“It’s not a perk. It’s not a corporate giveaway. It’s a hard-core economic, competitive, bottom-line issue that’s important for all workers up and down the wage scale,” Tchen told several hundred HR professionals gathered in Washington, D.C., on Nov. 9, 2011, for the Work-Life Focus: 2012 and Beyond conference, sponsored by the Society for Human Resource Management and the Families and Work Institute.

Tchen, who also serves as chief of staff to first lady Michelle Obama, recalled her feelings of guilt as a single mother struggling to fulfill her obligations at work and at home. Before taking up her duties at the White House, Tchen was a partner in corporate litigation at the Chicago office of Skadden, Arps, Slate, Meagher & Flom LLP. But she acknowledged that she had it easier than many. “I had the resources to make sure my kids were well cared for,” she said. “For millions and millions of workers, they don’t have that. They’re living paycheck to paycheck.”

They don’t have the ability to stay home when their children are sick, or to rearrange their work schedule when their elderly parents need assistance, Tchen added. “Especially in this challenging economic time, it’s more important than ever that they have these flexible arrangements.”

'In this challenging economic time, it’s more important
than ever that they have these flexible arrangements.'

--Tina Tchen

Federal Initiatives

Tchen cited the federal government’s efforts, including increasing teleworking by federal employees and conducting a pilot project of a “results-only” work environment at the Office of Personnel Management.

In September 2011, Michelle Obama and the National Science Foundation (NSF) announced an initiative to allow more work flexibility for women and men in research careers, including the postponement of research grants up to one year for the birth or adoption of a child. The NSF is the leading source of federal grants for many fields crucial for technology development and job creation, including science, technology, engineering and math. The initiative is aimed at reducing the number of women who drop out of those careers.

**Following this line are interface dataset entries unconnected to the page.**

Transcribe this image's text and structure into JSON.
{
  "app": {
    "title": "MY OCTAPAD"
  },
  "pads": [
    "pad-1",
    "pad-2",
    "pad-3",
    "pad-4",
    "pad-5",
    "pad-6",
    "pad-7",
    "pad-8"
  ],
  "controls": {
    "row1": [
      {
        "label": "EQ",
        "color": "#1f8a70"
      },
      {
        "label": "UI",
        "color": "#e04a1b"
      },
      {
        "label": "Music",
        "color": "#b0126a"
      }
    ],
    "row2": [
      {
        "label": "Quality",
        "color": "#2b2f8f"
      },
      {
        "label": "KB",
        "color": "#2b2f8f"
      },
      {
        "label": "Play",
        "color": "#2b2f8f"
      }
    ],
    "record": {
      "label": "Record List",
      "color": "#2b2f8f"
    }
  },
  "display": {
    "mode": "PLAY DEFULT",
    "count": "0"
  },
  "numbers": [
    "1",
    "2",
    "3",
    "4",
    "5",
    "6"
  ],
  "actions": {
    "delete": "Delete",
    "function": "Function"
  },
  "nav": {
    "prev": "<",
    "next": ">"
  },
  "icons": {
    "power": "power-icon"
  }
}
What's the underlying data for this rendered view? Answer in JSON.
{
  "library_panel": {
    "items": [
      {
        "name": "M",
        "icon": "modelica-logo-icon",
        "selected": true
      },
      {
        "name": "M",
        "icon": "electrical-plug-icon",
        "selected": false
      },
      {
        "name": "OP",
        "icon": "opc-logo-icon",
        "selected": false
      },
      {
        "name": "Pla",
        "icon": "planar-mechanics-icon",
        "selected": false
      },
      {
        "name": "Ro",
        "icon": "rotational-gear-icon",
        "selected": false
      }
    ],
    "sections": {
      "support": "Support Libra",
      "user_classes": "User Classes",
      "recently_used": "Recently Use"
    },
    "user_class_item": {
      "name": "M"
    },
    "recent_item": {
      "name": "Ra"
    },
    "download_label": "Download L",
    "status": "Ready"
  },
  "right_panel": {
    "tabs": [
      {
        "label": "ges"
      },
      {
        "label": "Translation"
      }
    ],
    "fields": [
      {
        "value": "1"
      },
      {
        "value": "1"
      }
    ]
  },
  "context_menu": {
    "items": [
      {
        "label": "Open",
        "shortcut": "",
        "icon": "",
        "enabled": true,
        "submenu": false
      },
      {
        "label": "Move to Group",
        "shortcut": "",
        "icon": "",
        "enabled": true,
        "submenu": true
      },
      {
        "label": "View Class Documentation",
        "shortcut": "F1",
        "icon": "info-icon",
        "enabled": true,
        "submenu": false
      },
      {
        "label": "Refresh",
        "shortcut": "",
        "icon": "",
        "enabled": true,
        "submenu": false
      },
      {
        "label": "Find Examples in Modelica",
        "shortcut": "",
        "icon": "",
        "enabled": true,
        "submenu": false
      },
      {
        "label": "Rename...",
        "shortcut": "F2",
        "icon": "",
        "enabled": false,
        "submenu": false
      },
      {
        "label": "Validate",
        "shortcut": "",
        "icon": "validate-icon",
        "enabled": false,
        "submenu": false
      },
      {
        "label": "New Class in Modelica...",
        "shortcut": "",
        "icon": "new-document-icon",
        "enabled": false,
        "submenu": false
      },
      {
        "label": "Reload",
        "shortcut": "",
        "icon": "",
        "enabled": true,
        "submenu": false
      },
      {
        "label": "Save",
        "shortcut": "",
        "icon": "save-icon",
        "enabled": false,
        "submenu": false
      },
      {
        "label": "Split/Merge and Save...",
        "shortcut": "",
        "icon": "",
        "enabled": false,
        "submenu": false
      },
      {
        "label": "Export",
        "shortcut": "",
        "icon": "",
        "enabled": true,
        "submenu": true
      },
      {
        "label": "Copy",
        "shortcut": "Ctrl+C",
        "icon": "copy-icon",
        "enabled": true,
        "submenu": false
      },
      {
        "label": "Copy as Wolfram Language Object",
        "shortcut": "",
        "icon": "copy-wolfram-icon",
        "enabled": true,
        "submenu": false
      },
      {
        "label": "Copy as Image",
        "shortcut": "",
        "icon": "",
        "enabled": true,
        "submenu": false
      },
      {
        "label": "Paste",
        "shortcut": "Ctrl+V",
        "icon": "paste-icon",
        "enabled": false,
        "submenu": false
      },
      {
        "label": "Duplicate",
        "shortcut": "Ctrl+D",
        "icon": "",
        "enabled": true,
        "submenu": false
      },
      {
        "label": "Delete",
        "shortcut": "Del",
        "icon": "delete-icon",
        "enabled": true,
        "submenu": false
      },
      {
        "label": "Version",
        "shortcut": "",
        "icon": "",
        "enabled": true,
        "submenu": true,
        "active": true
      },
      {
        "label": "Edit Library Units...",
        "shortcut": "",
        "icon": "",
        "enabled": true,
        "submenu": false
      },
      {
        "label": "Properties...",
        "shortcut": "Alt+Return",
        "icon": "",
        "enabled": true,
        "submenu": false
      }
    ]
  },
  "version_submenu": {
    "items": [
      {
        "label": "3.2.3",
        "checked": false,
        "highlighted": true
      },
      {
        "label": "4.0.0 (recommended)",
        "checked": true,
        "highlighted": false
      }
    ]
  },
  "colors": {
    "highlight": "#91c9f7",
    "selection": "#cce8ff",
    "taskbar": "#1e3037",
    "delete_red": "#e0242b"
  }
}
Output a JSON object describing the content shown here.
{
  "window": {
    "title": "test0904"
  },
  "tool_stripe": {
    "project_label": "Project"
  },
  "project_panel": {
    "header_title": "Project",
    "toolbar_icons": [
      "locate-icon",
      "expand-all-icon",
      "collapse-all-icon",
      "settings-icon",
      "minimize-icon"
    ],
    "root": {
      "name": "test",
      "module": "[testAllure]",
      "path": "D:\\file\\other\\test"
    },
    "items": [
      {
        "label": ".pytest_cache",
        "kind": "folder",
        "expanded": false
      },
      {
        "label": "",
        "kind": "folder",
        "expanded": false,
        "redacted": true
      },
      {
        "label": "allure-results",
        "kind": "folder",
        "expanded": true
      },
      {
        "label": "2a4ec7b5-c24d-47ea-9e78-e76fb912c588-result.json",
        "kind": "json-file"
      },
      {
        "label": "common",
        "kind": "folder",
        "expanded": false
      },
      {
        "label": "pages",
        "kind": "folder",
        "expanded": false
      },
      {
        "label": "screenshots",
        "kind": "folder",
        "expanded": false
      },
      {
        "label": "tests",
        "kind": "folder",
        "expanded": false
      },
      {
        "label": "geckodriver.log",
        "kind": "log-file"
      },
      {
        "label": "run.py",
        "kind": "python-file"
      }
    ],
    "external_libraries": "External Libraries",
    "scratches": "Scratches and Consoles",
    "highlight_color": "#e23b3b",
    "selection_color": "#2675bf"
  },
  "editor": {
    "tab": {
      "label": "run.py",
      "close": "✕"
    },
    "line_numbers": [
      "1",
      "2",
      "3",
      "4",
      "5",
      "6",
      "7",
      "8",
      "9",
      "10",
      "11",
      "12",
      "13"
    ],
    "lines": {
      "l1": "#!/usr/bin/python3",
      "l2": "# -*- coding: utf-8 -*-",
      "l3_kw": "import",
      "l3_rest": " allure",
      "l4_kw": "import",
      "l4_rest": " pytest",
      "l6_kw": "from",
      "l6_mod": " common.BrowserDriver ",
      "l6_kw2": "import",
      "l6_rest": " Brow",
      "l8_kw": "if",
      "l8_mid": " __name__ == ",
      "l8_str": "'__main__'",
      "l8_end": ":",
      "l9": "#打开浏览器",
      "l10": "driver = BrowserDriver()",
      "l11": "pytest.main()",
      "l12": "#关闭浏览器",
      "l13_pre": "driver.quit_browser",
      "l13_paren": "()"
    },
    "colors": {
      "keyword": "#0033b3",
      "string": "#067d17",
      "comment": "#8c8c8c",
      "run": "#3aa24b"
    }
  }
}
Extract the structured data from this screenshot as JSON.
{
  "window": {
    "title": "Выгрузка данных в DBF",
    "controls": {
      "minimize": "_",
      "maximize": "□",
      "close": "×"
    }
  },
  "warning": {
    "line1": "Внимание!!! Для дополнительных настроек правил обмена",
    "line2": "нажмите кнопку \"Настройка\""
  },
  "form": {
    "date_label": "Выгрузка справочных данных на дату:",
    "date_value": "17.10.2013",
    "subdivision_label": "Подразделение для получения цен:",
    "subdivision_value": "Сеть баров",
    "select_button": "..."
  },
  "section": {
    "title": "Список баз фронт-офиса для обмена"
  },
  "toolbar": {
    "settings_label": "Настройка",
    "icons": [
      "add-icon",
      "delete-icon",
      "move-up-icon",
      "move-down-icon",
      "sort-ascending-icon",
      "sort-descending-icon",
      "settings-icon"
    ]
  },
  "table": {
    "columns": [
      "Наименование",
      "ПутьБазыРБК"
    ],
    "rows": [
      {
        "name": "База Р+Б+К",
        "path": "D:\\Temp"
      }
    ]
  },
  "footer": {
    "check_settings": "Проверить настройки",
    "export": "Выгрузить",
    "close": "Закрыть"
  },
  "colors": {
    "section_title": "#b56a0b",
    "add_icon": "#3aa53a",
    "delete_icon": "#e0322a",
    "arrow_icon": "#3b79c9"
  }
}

In addition, Michelle Obama has highlighted the plight of military families with her “Joining Forces” campaign, encouraging businesses to hire military spouses and returning veterans.

Tchen cited a McKinsey & Co. study that concluded the U.S. economy would be 25 percent smaller without women in the workplace. In addition, studies have shown that when women are allowed to participate fully in the labor force, there are economic and societal benefits, including reduced poverty, improved health care and better child nutrition.

“We have all come a long way from the image of the nuclear family with one parent working and one parent who stays at home,” Tchen said. “We need to adapt to those changes. And if we achieve it, I believe this will be the most dramatic shift in the way we work in the last 100 years. It will touch everyone. … It will benefit us all individually and as a country.”

Dori Meinert is a senior writer for HR Magazine. Click here to read the original article.